So, 2014 was busy and productive for Rab. A sold-out January concert at Glasgow’s Celtic Connections featured the whole of the 1974 album Red Pump Special in the first half followed by selections from his newer songs in the second. This show was also delivered in a more stripped-down version in June.
Not to mention the creative collaborations. These include the Reunited tour with Barbara Dickson. He has also been touring with acclaimed Gaelic singer Kathleen MacInnes with a variation on their ‘Love, Ballads and Murder’ show.
Rab’s first fully-professional engagements were in 1967. Almost 50 years and 20 albums later he remains a vital, popular, prolific and acclaimed songwriter and performer.
Constant highlights in his performing life have been a continually well-received series of solo shows plus the production of, and performance in, celebratory commemorative concerts on Gerry Rafferty and Michael Marra.
Rab’s first album Do You See The Lights? was released in 1970. Thirty years later in the year 2000 he, along with his wife Stephy, formed their own record label, Neon, and produced a couple of new releases. Before he and Stephy set up Neon in 1995 he spent an eight-year spell at the BBC where he produced music and entertainment shows radio in Manchester for Network Radio and subsequently headed the entertainment department at Radio Scotland. A formal job in that medium was appropriate as the radio had played a major part in Noakes’ creative development from an early age.
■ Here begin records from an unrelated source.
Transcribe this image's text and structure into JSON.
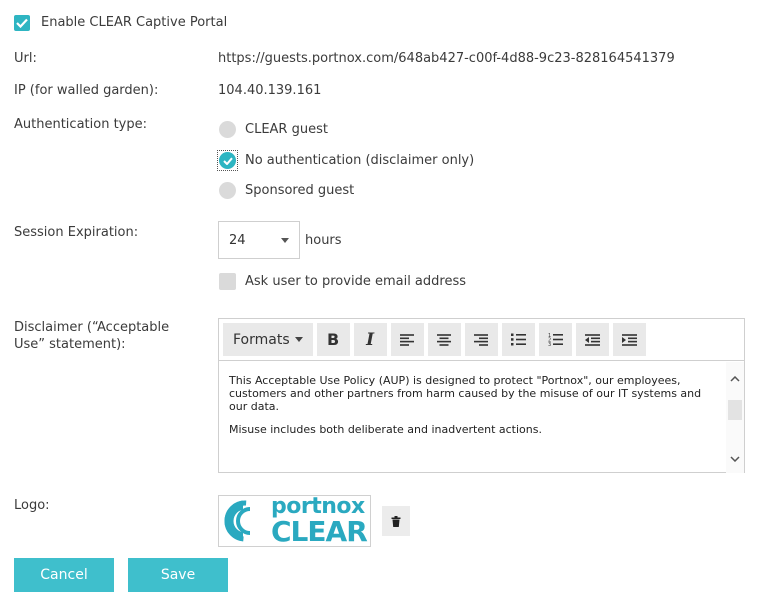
{
  "enable_portal": {
    "label": "Enable CLEAR Captive Portal",
    "checked": true
  },
  "url": {
    "label": "Url:",
    "value": "https://guests.portnox.com/648ab427-c00f-4d88-9c23-828164541379"
  },
  "ip": {
    "label": "IP (for walled garden):",
    "value": "104.40.139.161"
  },
  "auth": {
    "label": "Authentication type:",
    "options": [
      {
        "label": "CLEAR guest",
        "selected": false
      },
      {
        "label": "No authentication (disclaimer only)",
        "selected": true
      },
      {
        "label": "Sponsored guest",
        "selected": false
      }
    ]
  },
  "session": {
    "label": "Session Expiration:",
    "value": "24",
    "unit": "hours",
    "ask_email_label": "Ask user to provide email address",
    "ask_email_checked": false
  },
  "disclaimer": {
    "label_line1": "Disclaimer (“Acceptable",
    "label_line2": "Use” statement):",
    "toolbar": {
      "formats": "Formats",
      "bold": "B",
      "italic": "I"
    },
    "paragraph1": "This Acceptable Use Policy (AUP) is designed to protect \"Portnox\", our employees, customers and other partners from harm caused by the misuse of our IT systems and our data.",
    "paragraph2": "Misuse includes both deliberate and inadvertent actions."
  },
  "logo": {
    "label": "Logo:",
    "text_top": "portnox",
    "text_bottom": "CLEAR"
  },
  "buttons": {
    "cancel": "Cancel",
    "save": "Save"
  },
  "colors": {
    "accent": "#2eb5c2",
    "button": "#3fbfcc",
    "logo": "#2aa9c0"
  }
}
A relationship with Gerry Rafferty continued from the time Rab was a founder member of Stealers Wheel. He played guitar on one of Rafferty’s later albums, ‘Over my Head’.
So, further into the 21st century you’ll most likely find Rab on the road, playing in a town near you, either solo or in one of his creative collaborations.
It’ll be some time yet until he stops making songs, TV and radio programmes or some other creative noise.